> [Exercise]:
Find each line below where the word "Business" occurs, and copy it.

Component data from apps and pages
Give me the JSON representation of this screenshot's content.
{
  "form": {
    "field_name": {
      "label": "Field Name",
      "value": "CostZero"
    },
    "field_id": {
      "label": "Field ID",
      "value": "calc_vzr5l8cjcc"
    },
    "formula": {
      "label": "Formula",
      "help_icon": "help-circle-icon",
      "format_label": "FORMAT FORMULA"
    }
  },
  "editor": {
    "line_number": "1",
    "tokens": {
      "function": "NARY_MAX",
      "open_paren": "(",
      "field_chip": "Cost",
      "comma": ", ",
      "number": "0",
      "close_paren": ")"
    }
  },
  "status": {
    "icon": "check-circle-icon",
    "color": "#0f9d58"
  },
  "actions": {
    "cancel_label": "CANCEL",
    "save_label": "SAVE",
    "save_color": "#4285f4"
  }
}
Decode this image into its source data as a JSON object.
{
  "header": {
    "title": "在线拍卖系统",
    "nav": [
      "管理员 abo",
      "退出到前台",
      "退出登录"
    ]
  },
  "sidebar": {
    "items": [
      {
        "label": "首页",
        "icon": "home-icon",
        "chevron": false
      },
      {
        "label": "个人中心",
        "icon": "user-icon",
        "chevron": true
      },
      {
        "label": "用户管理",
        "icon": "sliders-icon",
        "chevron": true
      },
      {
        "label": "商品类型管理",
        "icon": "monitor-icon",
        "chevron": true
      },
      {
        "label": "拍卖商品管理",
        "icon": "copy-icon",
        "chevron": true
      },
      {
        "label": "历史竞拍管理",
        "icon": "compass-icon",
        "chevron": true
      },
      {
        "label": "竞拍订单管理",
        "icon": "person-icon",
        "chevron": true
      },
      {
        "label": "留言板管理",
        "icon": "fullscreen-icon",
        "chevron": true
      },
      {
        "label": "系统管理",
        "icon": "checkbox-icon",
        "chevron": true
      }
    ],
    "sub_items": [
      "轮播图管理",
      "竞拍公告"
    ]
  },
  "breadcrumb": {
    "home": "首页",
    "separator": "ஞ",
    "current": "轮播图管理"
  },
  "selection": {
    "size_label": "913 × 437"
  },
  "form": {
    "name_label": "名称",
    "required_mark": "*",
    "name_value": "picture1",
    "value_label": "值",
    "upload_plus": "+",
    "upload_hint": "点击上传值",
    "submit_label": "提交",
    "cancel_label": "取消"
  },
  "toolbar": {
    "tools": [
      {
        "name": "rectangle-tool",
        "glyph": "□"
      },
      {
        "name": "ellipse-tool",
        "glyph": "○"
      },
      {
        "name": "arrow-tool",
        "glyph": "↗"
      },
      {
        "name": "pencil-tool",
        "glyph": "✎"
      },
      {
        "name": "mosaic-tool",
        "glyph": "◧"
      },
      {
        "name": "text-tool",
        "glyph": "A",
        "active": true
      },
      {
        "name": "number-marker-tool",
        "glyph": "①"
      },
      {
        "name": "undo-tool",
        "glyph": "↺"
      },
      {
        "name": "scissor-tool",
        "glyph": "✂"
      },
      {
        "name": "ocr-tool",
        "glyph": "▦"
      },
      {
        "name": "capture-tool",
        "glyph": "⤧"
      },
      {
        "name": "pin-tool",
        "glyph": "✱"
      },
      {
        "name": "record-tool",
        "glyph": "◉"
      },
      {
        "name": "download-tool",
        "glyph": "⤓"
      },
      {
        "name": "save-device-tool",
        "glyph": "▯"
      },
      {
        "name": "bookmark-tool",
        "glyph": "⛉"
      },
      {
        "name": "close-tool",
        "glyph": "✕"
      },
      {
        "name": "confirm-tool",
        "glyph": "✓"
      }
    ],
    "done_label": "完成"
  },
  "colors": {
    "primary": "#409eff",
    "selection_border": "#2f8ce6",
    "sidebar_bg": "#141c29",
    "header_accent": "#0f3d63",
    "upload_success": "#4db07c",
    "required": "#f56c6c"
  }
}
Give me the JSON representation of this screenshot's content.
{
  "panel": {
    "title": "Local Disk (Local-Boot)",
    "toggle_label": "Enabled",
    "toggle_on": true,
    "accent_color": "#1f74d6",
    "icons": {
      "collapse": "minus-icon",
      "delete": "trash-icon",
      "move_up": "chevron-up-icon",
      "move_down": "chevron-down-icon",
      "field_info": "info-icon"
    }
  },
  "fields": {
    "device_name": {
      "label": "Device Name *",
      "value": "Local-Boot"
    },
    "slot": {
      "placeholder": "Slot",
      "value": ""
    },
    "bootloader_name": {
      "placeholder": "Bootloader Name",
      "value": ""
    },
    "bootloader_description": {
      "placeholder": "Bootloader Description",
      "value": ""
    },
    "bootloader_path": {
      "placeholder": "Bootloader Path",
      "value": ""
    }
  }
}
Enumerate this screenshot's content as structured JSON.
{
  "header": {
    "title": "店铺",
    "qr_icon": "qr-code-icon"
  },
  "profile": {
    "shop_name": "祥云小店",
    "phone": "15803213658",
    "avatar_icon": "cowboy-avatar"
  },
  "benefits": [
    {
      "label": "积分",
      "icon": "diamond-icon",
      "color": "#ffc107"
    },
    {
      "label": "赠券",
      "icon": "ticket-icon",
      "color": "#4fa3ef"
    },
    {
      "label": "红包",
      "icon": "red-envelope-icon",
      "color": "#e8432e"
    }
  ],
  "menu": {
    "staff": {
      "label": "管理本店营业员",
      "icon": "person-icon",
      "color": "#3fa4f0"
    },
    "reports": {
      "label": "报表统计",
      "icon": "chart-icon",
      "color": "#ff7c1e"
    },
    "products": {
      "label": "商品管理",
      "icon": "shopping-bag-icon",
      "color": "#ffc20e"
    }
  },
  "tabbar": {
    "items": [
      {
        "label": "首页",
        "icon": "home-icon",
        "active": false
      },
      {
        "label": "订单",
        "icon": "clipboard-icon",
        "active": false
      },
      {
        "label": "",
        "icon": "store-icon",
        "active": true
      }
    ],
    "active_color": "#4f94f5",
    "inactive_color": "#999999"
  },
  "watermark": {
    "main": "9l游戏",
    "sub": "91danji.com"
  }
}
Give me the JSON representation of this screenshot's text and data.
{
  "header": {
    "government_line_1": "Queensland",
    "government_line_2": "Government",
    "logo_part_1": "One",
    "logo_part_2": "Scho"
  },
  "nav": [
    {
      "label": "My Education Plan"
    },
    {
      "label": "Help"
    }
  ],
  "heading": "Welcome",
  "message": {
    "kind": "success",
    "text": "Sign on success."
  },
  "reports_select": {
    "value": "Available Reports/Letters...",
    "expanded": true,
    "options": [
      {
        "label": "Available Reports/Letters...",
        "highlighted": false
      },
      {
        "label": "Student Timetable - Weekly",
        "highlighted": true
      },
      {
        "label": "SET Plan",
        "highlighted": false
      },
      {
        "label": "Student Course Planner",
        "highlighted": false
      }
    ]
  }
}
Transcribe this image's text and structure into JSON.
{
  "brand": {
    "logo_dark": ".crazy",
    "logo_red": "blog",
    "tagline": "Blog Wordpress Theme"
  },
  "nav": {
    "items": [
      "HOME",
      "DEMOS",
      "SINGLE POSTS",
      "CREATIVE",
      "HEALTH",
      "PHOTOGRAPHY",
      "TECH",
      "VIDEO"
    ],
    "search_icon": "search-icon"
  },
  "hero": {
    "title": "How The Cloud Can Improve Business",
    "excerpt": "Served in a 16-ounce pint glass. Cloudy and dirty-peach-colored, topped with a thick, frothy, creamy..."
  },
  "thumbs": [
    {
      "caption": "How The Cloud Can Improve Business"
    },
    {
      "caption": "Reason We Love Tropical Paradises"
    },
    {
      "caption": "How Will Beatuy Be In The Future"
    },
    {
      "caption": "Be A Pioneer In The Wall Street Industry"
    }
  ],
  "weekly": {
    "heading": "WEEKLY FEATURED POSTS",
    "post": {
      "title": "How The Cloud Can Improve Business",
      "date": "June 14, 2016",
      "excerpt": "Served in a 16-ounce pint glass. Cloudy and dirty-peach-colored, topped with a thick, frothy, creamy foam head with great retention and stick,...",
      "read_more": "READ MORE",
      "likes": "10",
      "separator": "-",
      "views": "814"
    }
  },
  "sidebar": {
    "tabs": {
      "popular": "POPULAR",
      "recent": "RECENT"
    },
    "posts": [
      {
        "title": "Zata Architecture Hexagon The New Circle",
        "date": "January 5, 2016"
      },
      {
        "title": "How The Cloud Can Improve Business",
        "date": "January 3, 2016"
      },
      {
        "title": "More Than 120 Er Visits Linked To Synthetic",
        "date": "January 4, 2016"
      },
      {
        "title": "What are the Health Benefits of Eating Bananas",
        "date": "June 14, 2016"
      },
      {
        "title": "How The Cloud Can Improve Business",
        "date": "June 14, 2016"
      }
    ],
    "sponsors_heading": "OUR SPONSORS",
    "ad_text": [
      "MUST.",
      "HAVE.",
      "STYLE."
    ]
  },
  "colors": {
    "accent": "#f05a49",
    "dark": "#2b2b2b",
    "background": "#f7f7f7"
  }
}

> [Solution]:
    "title": "How The Cloud Can Improve Business",
      "caption": "How The Cloud Can Improve Business"
      "title": "How The Cloud Can Improve Business",
        "title": "How The Cloud Can Improve Business",
        "title": "How The Cloud Can Improve Business",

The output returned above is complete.